Update 31st August 2011: Since posting this blog, as below, on the 1st August 2011 it appears that The Loft Shop has NOT gone into liquidation, but administration. However, liquidation may follow. The employees of the the business had been made redundant with liquidation given as the reason. As such the local press believed this also to be the case.
The Loft Shop that operated out of the Lineside Industrial Estate in Wick (East Sussex) has gone into liquidation. The firm had 19 stores across the country. Their website is still in operation and the directors have opened a new business doing the same thing in Chichester. This has angered many of the former employees as non of the former staff have been recruited at the new store. Does this sound fair?
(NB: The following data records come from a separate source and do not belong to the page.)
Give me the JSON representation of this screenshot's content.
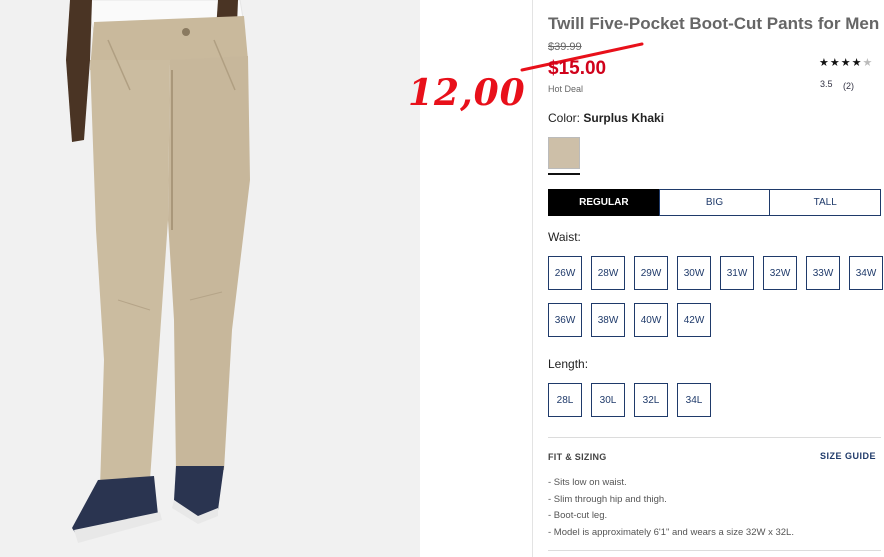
{
  "product": {
    "title": "Twill Five-Pocket Boot-Cut Pants for Men",
    "price_original": "$39.99",
    "price_sale": "$15.00",
    "deal_label": "Hot Deal",
    "rating": {
      "stars_filled": "★★★",
      "stars_half": "★",
      "stars_empty": "★",
      "value": "3.5",
      "count": "(2)"
    },
    "color": {
      "label": "Color:",
      "name": "Surplus Khaki",
      "swatch_color": "#cdbfa8"
    }
  },
  "annotation": {
    "new_price": "12,00",
    "color": "#e8101a"
  },
  "fit_tabs": [
    {
      "label": "REGULAR",
      "active": true
    },
    {
      "label": "BIG",
      "active": false
    },
    {
      "label": "TALL",
      "active": false
    }
  ],
  "waist": {
    "label": "Waist:",
    "sizes": [
      "26W",
      "28W",
      "29W",
      "30W",
      "31W",
      "32W",
      "33W",
      "34W",
      "36W",
      "38W",
      "40W",
      "42W"
    ]
  },
  "length": {
    "label": "Length:",
    "sizes": [
      "28L",
      "30L",
      "32L",
      "34L"
    ]
  },
  "fit_sizing": {
    "heading": "FIT & SIZING",
    "size_guide": "SIZE GUIDE",
    "bullets": [
      "- Sits low on waist.",
      "- Slim through hip and thigh.",
      "- Boot-cut leg.",
      "- Model is approximately 6'1\" and wears a size 32W x 32L."
    ]
  },
  "colors": {
    "brand_navy": "#1f3a6a",
    "sale_red": "#d0021b"
  }
}
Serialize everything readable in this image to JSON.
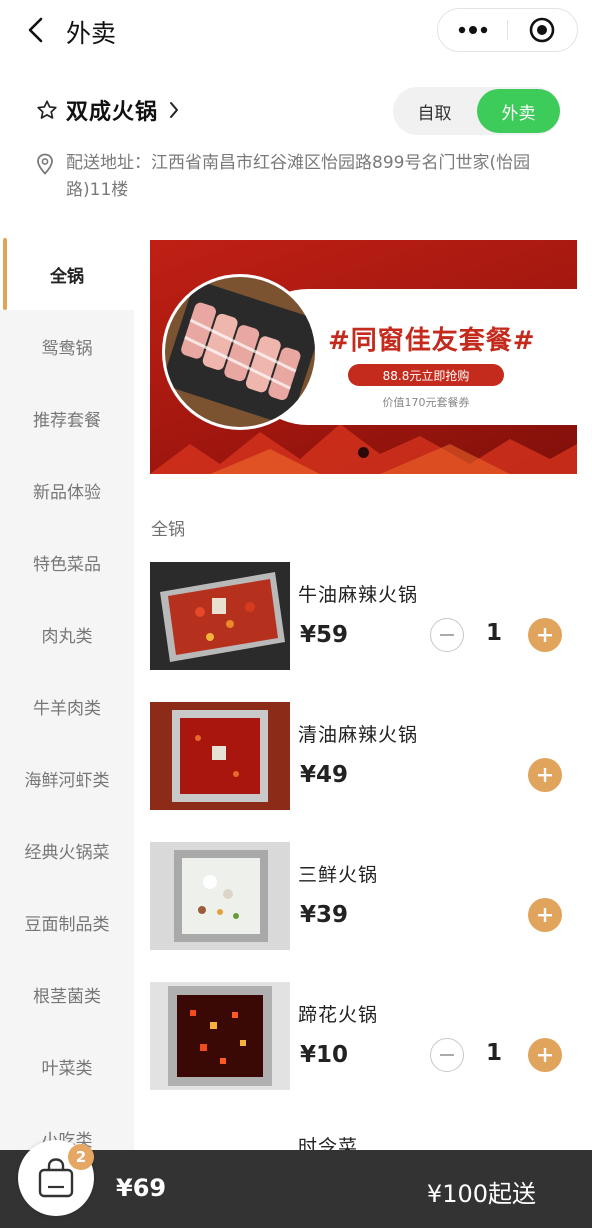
{
  "nav": {
    "title": "外卖",
    "back_icon": "chevron-left-icon",
    "more_icon": "more-dots-icon",
    "close_icon": "target-circle-icon"
  },
  "store": {
    "name": "双成火锅",
    "star_icon": "star-outline-icon",
    "modes": [
      "自取",
      "外卖"
    ],
    "active_mode": "外卖",
    "address": "配送地址：江西省南昌市红谷滩区怡园路899号名门世家(怡园路)11楼",
    "address_icon": "location-pin-icon"
  },
  "sidebar": {
    "items": [
      {
        "label": "全锅",
        "active": true
      },
      {
        "label": "鸳鸯锅"
      },
      {
        "label": "推荐套餐"
      },
      {
        "label": "新品体验"
      },
      {
        "label": "特色菜品"
      },
      {
        "label": "肉丸类"
      },
      {
        "label": "牛羊肉类"
      },
      {
        "label": "海鲜河虾类"
      },
      {
        "label": "经典火锅菜"
      },
      {
        "label": "豆面制品类"
      },
      {
        "label": "根茎菌类"
      },
      {
        "label": "叶菜类"
      },
      {
        "label": "小吃类"
      }
    ]
  },
  "banner": {
    "title": "#同窗佳友套餐#",
    "cta": "88.8元立即抢购",
    "subtitle": "价值170元套餐券",
    "accent": "#c42b1d"
  },
  "section": {
    "title": "全锅"
  },
  "products": [
    {
      "name": "牛油麻辣火锅",
      "price": "¥59",
      "qty": "1",
      "has_qty": true
    },
    {
      "name": "清油麻辣火锅",
      "price": "¥49",
      "qty": "",
      "has_qty": false
    },
    {
      "name": "三鲜火锅",
      "price": "¥39",
      "qty": "",
      "has_qty": false
    },
    {
      "name": "蹄花火锅",
      "price": "¥10",
      "qty": "1",
      "has_qty": true
    }
  ],
  "partial_next_product": "时令菜",
  "cart": {
    "badge": "2",
    "total": "¥69",
    "min_order": "¥100起送",
    "icon": "shopping-bag-icon"
  },
  "colors": {
    "primary_green": "#3dcb5a",
    "accent_orange": "#e1a45d",
    "cart_bar": "#333333"
  }
}
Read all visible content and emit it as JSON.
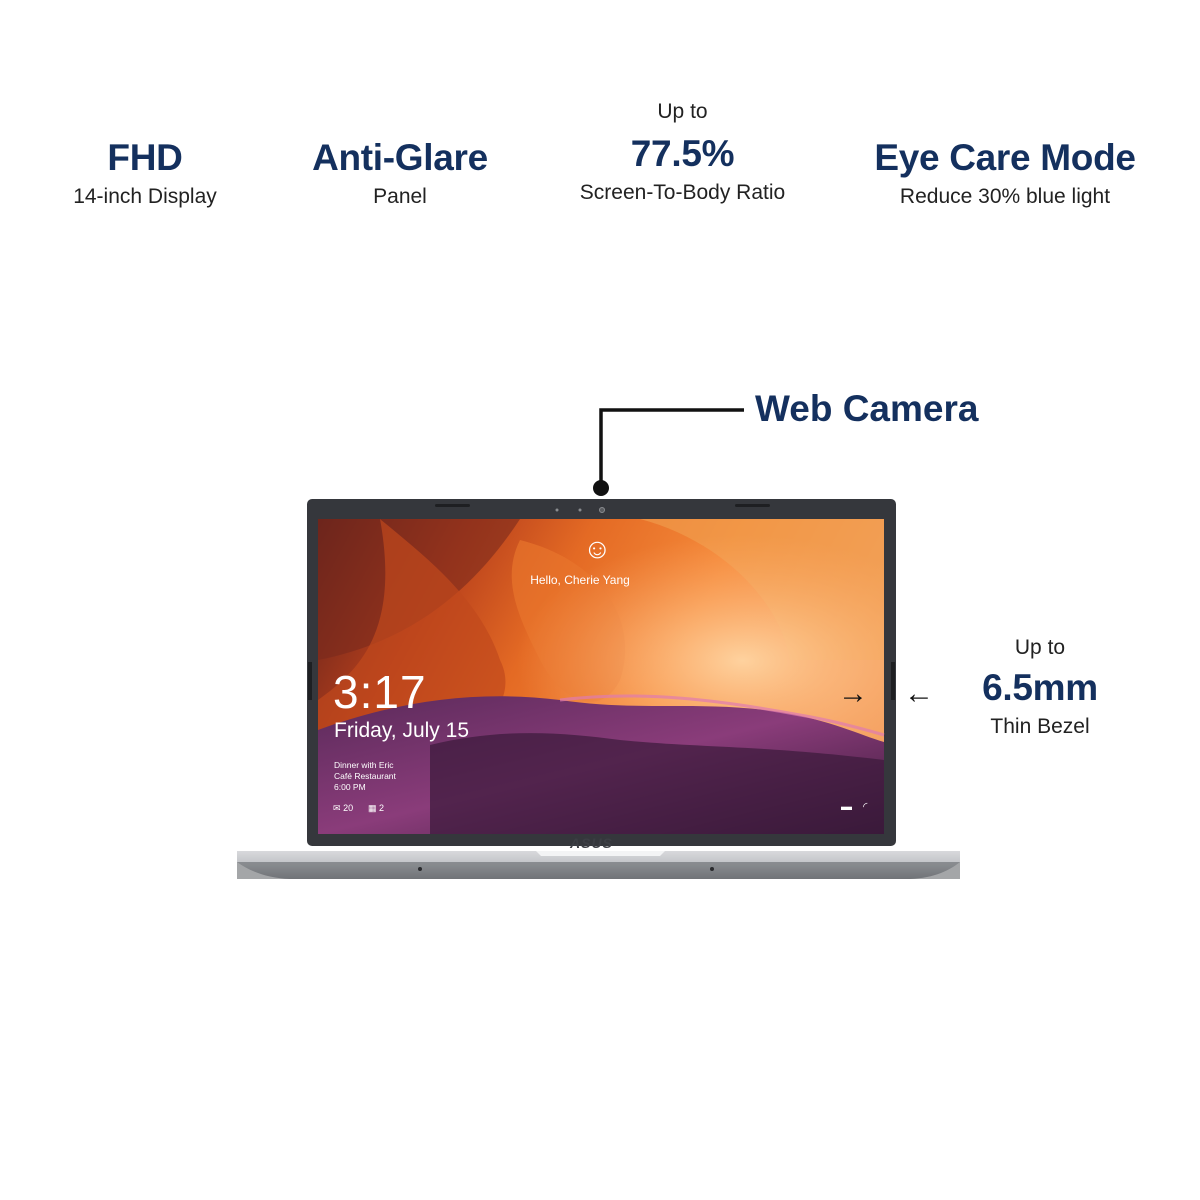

As is often the case many people assume some wrong doing. So lets take some of these points and explain.
A director is perfectly entitled to start a new business if he was a director of a previous company that went into liquidation. However, there are strict rules in re-using the company name under section 216 of the insolvency act. Basically, you can't without leave of the court, which is very rare. This new shop uses a completely different name.
The director claimed that he had put in £350k of his own money to keep the business afloat after the credit crunch otherwise jobs would have been lost sooner. - This is something we do see and it will come out in the liquidation report how much he has put in as a creditor of the business. A liquidation report will be sent to the employees by the insolvency practitioner so they will be able to see for themselves.
With respect of the website it is often the case that this remains in place as it is an asset of the company that can be sold in order to try and get some monies for the creditors. In this case it looks as if the website has been bought by the new company, Kaysted Ltd, that is run by the former directors. They will have had to pay a fair market price for the website that would have been valued independently. However, in the circumstances it would have been lower than if the business was trading profitably. Perhaps it wasn't so crucial after all.